=== Work request ===
Search the records for the string "model" and copy every line in which it appears.

Dataset rows for apps and sites:
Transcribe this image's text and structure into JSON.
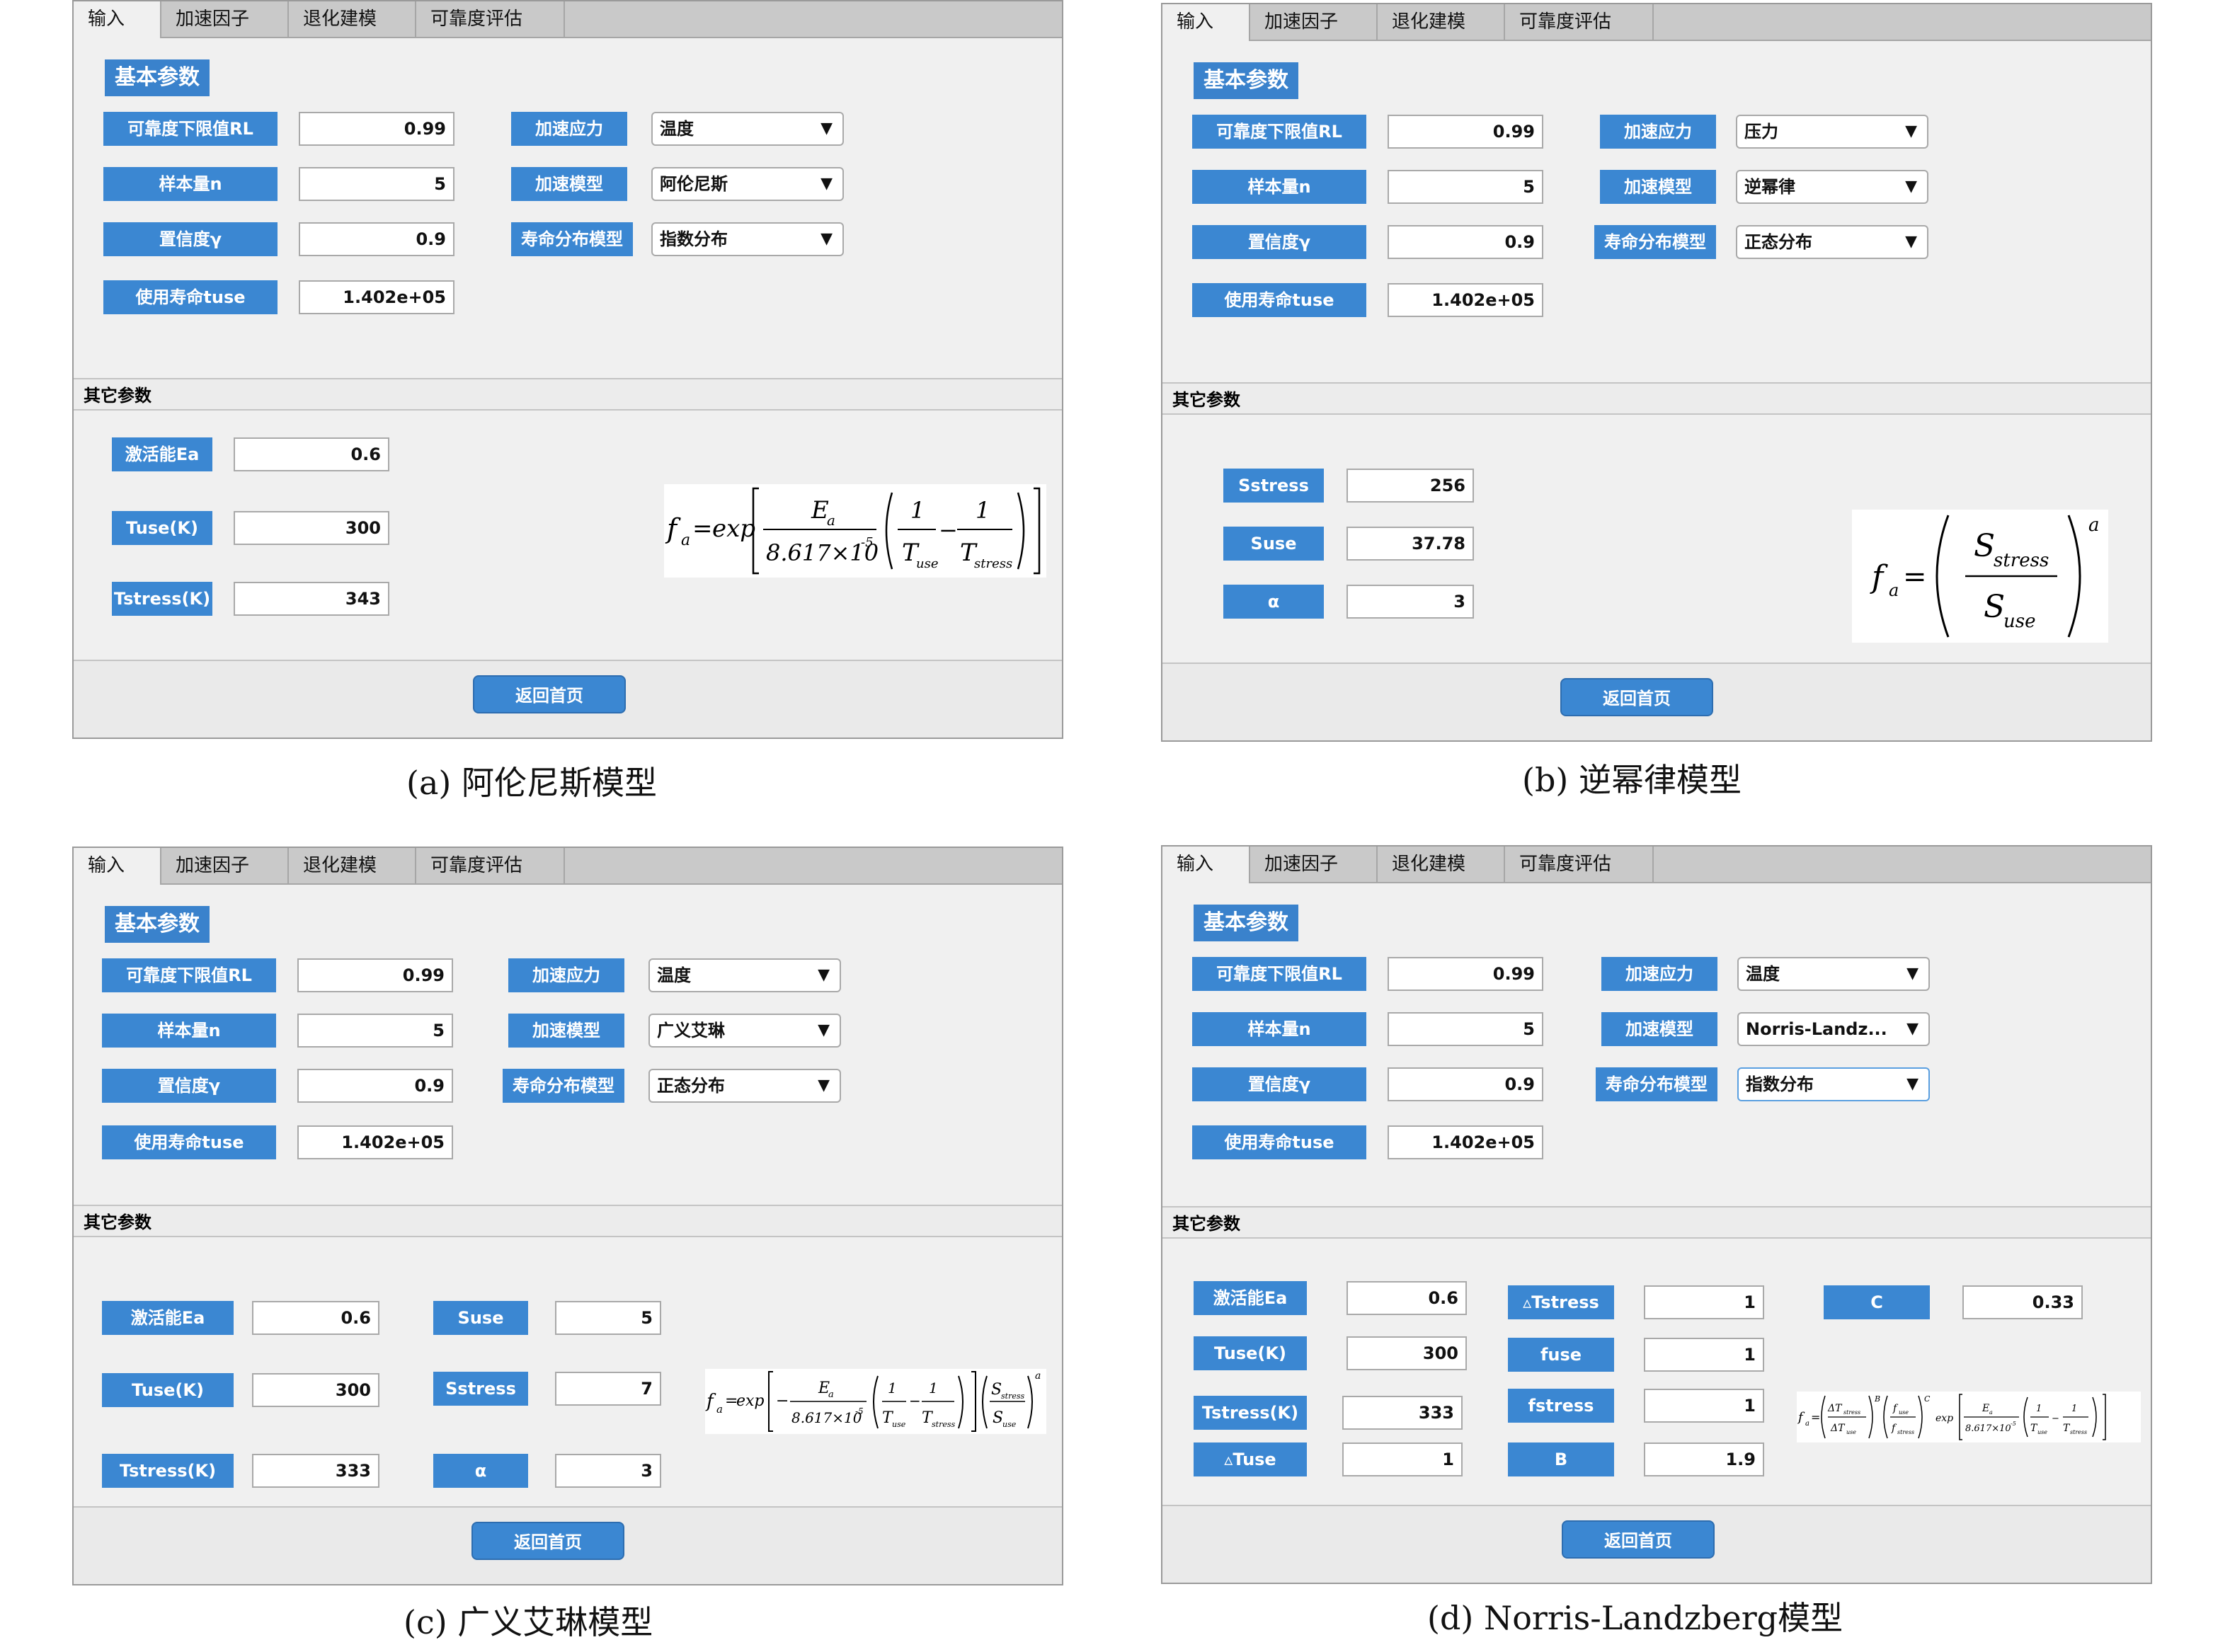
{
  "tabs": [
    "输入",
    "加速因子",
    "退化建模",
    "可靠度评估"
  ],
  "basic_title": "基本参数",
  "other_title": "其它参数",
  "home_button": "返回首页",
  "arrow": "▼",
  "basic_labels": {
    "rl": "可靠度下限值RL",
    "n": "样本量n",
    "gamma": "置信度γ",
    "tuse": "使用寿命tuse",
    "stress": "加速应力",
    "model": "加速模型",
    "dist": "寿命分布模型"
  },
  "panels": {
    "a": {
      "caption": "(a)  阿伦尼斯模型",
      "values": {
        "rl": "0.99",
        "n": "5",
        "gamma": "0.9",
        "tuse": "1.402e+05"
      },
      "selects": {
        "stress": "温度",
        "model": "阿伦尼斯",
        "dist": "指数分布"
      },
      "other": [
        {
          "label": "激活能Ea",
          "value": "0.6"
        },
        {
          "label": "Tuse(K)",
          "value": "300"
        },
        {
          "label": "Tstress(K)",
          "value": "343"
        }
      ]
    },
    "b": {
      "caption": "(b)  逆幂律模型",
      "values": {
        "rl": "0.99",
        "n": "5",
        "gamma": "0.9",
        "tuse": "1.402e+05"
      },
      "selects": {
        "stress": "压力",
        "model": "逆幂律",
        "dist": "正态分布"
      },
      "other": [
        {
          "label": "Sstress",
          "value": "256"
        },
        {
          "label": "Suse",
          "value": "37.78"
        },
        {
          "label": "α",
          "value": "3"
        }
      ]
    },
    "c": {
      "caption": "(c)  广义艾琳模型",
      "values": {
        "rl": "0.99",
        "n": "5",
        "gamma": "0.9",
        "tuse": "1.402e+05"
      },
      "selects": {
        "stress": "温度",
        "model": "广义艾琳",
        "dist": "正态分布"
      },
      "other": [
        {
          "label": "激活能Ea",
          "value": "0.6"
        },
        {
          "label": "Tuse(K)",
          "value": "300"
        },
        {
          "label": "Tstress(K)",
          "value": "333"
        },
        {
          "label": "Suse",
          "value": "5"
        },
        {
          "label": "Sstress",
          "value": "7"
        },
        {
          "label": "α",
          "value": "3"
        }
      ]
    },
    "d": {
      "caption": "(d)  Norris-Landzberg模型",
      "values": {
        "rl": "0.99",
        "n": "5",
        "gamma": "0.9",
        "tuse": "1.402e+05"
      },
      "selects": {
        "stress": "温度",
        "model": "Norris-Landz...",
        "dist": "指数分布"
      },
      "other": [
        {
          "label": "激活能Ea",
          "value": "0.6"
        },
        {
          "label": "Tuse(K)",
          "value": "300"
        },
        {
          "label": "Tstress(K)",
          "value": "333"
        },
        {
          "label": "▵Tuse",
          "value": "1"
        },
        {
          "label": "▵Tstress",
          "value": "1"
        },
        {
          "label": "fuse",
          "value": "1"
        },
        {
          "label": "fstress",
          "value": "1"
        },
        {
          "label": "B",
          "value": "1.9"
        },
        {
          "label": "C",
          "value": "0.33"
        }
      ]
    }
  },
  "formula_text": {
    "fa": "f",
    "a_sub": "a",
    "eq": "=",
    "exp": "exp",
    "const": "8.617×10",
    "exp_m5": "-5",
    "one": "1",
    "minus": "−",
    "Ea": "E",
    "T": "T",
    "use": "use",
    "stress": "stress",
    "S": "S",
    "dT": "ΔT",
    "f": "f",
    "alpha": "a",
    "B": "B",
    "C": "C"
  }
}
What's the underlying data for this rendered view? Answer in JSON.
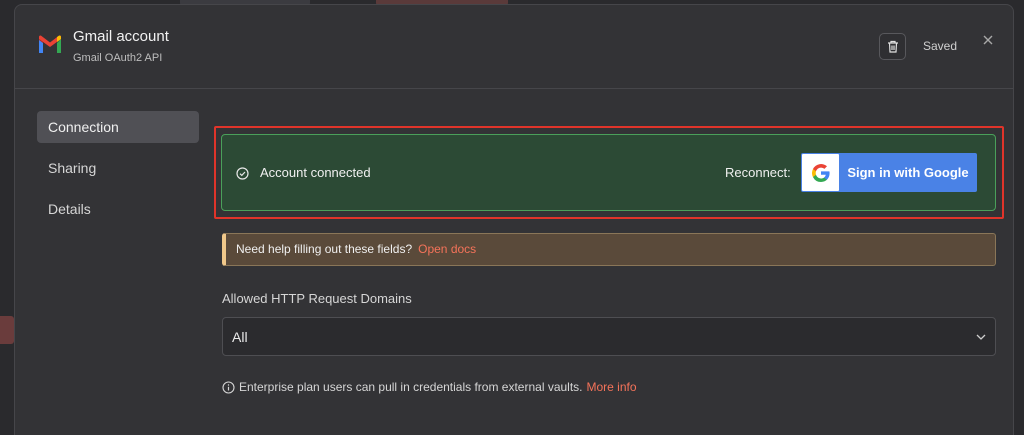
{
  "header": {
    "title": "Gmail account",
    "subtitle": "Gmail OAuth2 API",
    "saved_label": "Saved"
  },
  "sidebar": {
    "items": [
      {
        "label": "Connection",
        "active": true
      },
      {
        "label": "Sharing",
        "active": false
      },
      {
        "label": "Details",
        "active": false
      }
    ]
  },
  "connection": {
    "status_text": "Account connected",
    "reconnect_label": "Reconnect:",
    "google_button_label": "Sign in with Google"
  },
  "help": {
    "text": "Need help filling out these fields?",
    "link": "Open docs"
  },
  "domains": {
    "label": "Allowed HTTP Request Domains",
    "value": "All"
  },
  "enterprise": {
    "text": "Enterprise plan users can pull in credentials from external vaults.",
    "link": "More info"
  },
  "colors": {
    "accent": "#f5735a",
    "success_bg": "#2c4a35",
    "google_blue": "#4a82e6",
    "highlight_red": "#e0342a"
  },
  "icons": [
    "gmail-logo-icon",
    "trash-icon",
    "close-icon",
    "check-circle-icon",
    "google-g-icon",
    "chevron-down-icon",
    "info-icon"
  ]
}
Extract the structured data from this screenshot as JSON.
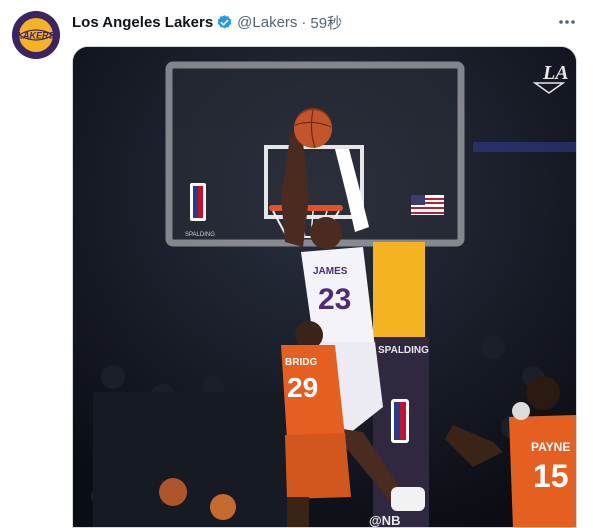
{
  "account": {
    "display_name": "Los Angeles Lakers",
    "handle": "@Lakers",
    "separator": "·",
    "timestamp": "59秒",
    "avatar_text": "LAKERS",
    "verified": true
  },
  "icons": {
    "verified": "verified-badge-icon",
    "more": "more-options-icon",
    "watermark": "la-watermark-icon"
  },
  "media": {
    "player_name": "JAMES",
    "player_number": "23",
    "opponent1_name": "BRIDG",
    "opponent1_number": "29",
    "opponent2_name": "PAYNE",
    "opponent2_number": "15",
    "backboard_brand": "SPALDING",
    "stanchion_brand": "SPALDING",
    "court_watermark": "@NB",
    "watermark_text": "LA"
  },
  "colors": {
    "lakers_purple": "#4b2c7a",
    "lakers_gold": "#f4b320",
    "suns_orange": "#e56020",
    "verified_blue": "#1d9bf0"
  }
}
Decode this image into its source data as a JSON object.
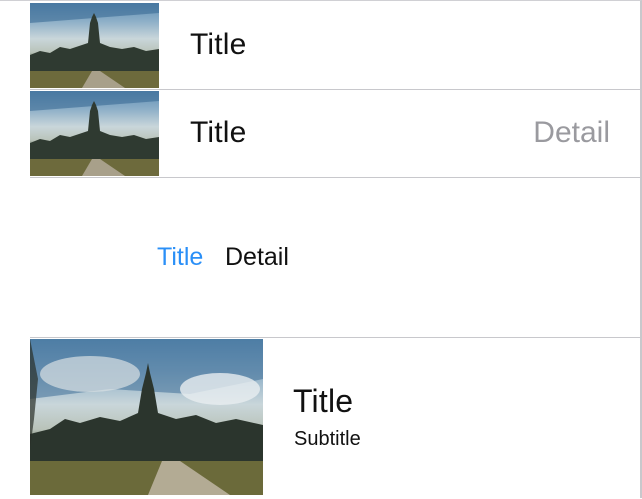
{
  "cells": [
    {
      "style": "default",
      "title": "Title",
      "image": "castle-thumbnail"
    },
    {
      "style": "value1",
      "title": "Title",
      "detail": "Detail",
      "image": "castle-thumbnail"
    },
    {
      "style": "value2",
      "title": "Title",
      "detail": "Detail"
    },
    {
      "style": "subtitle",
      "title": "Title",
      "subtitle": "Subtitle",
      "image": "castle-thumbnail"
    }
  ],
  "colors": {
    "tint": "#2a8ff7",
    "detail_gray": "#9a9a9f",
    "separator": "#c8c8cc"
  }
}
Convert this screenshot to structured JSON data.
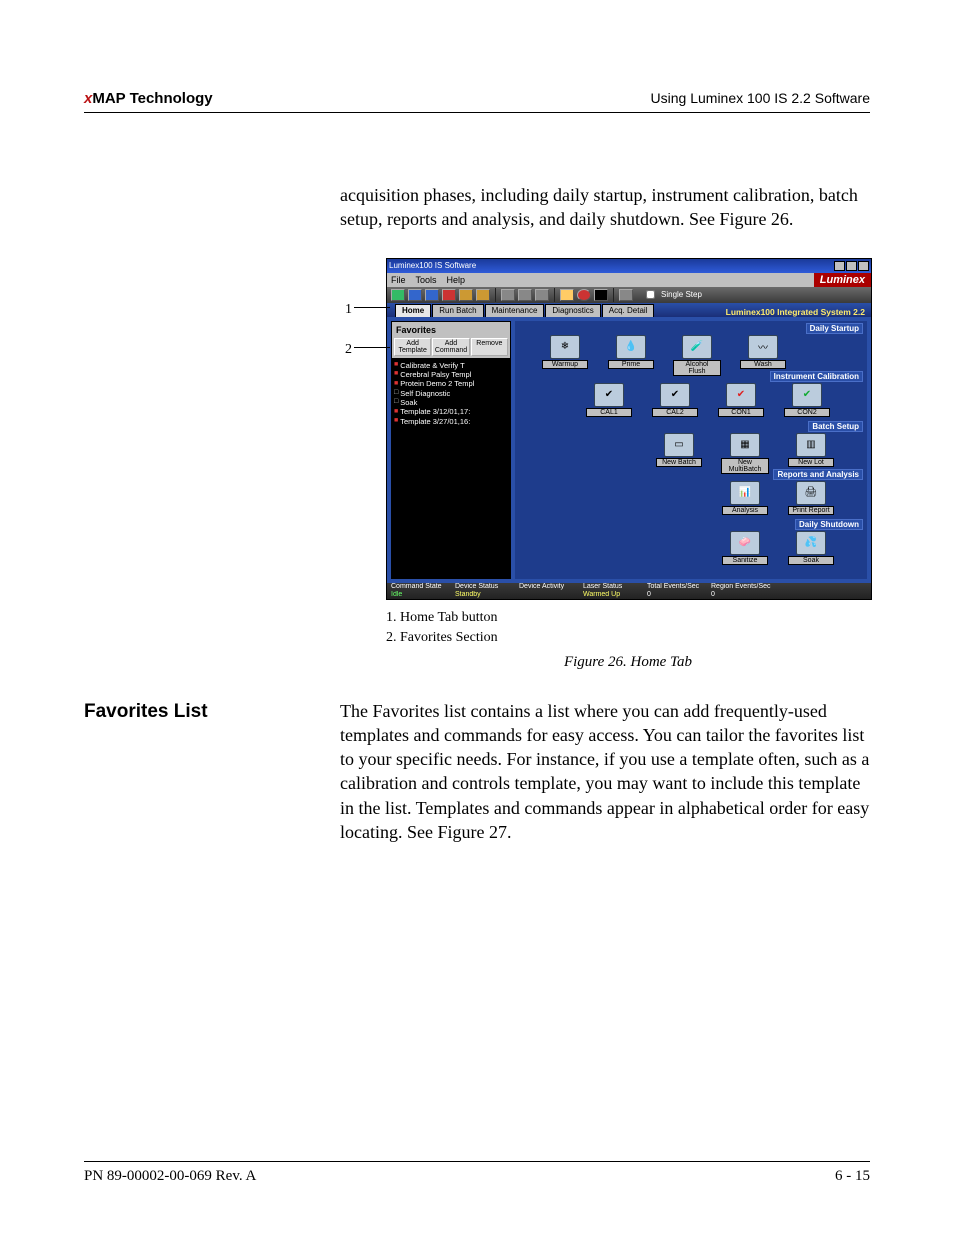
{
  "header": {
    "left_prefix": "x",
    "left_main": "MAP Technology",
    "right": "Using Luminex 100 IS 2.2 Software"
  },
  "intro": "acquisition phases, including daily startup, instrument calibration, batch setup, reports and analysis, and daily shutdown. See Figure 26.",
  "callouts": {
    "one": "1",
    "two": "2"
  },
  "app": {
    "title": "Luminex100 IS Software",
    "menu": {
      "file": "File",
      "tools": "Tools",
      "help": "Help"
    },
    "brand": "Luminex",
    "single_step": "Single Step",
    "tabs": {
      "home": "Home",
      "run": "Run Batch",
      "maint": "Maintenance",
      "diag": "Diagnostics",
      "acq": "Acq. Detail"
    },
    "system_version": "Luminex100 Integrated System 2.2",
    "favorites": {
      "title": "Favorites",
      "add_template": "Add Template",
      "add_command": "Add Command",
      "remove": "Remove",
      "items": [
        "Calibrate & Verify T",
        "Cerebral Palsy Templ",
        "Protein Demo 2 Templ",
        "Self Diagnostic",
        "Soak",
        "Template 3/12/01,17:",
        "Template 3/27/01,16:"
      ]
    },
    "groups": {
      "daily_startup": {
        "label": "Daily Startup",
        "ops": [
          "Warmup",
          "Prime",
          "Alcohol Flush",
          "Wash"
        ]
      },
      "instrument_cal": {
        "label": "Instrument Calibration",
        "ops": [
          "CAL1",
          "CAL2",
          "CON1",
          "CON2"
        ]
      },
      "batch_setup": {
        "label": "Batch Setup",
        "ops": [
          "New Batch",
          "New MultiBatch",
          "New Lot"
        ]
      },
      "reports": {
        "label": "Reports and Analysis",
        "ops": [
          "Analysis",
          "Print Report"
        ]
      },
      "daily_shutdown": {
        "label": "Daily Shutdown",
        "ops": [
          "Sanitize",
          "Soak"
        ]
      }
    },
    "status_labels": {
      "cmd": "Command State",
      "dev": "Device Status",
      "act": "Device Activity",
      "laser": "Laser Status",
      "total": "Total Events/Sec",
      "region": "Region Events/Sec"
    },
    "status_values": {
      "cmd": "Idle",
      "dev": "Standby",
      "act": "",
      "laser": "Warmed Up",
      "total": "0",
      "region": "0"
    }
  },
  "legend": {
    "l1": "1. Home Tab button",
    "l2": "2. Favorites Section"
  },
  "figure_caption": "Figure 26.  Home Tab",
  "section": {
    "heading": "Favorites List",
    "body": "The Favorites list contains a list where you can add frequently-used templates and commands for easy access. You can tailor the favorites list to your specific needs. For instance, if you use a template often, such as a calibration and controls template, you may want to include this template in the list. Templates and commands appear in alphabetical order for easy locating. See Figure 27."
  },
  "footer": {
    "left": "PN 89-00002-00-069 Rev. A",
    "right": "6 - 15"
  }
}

=== Solution to this task ===
    "model": "加速模型",
        "model": "阿伦尼斯",
        "model": "逆幂律",
        "model": "广义艾琳",
        "model": "Norris-Landz...",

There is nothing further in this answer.